■ **YOUR INSTRUCTIONS**
For this exercise, please find the lines in the entries that include the word "ptype" and copy them.

■ **Items from an interface collection**
_ _ _ _
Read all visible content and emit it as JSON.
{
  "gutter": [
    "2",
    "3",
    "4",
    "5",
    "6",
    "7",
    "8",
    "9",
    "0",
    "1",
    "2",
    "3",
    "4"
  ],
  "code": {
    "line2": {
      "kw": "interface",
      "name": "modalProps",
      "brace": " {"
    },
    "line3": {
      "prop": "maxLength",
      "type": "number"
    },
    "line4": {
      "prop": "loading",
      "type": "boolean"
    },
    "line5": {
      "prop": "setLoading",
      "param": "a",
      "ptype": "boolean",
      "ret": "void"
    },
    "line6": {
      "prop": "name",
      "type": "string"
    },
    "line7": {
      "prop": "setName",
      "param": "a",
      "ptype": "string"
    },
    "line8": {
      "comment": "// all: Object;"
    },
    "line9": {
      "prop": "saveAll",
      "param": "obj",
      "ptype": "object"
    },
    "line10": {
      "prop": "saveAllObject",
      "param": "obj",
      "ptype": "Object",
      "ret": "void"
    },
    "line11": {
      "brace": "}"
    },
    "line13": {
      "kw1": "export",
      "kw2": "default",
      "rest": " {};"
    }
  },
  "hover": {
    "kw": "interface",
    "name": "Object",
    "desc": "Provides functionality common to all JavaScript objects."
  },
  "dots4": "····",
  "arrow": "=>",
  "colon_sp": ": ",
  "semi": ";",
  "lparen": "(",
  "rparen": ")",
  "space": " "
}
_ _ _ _
■ **PROBLEM SOLUTION**
      "ptype": "boolean",
      "ptype": "string"
      "ptype": "object"
      "ptype": "Object",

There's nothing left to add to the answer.